There are many ways to pay down your credit card debt. Over the course of the next few weeks, I am going to share the different methods espoused by the various financial experts out there. Today, I’ll explore the system that helped reduce my account balance to zero: Dave Ramsey’s Debt Snowball.
Write Down All of Your Debt List out your amount of outstanding debt. List it all out. Write it all down. Your student loans, your car loan, credit card debt, the money you owe your parents or your family, your mortgage. Everything should be listed. Don’t leave a single debt off your list.
Start Paying Down Debt As you begin paying down your debt, it is important that you are current in all of your payments and that you continue to make all the necessary minimum payments. Now, list out your debts from lowest outstanding amount to highest outstanding amount owed. It’s almost counter-intuitive, but you are going to start with the lowest amount owed first. Disregard interest rates. Disregard rationale for a moment. Throw all your extra money that you have at the lowest bill. Keep knocking it down, little-by-little. In no time, that debt will be eliminated. Next, take all the money that you had used to pay off the lowest amount and apply it to whatever bill is the next lowest amount. As you knock off your debt, you keep applying higher and higher sums of money to your debt. Effectively causing what Dave Ramsey has called a “debt snowball.”

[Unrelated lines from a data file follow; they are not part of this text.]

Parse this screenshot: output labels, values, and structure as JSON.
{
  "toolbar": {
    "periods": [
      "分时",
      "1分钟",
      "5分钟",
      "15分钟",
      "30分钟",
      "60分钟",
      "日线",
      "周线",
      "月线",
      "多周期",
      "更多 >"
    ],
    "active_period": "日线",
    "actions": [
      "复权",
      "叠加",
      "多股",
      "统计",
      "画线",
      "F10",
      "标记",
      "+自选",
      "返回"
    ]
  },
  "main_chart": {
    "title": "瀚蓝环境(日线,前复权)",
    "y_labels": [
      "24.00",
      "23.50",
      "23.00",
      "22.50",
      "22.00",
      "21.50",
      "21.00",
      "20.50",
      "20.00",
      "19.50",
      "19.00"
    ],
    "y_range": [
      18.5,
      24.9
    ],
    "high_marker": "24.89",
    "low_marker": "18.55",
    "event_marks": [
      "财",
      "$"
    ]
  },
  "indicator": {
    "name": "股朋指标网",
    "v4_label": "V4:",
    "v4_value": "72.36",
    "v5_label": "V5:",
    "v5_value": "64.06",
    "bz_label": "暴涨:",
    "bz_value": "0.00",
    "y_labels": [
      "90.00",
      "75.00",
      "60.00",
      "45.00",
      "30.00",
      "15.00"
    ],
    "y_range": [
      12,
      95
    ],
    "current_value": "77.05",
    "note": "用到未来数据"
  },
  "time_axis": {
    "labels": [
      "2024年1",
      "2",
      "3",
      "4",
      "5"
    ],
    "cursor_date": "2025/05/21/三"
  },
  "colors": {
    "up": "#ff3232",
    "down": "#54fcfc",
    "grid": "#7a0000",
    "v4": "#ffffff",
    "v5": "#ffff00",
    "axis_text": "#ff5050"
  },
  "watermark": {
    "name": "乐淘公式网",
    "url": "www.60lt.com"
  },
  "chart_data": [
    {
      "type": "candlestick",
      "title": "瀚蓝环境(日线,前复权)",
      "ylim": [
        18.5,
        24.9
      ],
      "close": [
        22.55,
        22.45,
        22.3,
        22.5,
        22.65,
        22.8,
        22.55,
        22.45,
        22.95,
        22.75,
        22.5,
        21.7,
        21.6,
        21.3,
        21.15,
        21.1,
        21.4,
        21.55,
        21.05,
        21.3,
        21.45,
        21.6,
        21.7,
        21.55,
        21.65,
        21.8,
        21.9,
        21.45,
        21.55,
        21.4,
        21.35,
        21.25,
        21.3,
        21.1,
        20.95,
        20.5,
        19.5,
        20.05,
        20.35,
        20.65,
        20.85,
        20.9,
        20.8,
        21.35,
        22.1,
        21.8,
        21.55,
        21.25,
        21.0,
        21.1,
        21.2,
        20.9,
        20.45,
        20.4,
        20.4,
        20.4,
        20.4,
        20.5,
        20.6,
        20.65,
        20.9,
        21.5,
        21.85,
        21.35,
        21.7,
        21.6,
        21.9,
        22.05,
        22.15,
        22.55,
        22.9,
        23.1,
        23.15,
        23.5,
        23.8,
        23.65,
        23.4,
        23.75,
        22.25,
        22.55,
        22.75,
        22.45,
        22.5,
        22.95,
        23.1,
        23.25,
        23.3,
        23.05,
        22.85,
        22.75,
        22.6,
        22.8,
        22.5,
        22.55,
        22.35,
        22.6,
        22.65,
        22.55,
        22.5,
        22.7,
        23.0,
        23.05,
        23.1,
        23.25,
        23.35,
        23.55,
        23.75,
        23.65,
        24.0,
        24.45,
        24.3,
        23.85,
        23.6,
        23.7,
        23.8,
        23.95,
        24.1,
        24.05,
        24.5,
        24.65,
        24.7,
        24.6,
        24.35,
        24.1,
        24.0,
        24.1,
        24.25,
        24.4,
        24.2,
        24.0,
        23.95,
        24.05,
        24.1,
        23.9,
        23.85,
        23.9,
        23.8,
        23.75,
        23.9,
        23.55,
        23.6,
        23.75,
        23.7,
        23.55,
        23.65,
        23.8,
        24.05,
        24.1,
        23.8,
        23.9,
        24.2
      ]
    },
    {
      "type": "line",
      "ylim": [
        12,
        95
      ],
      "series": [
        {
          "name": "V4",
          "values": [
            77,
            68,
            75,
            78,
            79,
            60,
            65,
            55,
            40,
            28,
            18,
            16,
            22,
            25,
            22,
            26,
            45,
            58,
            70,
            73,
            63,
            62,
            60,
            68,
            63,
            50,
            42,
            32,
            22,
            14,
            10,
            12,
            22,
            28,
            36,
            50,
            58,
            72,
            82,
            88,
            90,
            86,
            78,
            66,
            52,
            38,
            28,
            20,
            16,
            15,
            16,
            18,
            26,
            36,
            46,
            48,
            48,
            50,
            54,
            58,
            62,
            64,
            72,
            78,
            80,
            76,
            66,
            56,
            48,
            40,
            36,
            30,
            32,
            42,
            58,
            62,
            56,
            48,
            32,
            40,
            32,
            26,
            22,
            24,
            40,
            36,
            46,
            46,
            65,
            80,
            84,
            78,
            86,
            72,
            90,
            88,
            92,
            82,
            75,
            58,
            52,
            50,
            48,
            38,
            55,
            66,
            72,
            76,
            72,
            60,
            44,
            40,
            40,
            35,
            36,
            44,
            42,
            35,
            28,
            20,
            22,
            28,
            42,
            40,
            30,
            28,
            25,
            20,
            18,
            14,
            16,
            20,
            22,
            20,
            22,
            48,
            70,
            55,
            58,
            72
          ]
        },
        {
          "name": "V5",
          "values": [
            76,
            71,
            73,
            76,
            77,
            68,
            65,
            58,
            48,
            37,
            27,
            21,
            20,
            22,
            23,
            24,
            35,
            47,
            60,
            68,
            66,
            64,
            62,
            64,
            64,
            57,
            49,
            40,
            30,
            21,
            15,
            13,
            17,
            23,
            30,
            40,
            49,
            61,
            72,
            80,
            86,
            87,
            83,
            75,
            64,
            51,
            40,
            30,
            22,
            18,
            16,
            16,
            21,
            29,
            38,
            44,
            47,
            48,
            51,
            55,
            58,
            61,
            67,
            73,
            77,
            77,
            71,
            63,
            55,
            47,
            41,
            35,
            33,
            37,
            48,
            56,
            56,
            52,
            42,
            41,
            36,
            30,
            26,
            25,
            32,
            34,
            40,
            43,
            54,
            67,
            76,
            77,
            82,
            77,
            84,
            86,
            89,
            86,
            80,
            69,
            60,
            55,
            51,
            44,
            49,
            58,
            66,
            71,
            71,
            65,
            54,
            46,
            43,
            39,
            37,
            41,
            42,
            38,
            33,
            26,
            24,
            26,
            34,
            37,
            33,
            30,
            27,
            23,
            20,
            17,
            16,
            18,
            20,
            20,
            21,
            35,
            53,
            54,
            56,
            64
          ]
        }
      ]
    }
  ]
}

For those of you who have outstanding debt owed to various sources, this approach may be helpful in that it provides the emotional satisfaction of eliminating individual debts more quickly. But, if you can’t justify paying off a $200 debt to your mom with no interest before you attack your $9,000 credit card debt at 15% APR, then this approach may not be the best approach for you. I’ll get to other theories on the best way to eliminate/reduce debt in the upcoming weeks.
The Debt Snowball belongs to Dave Ramsey, a syndicated radio host and the author of many books, including the Total Money Makeover. If you are interested in a learning more about Dave’s appraoch to getting out of debt and getting your financial life in order, I recommend you read his book.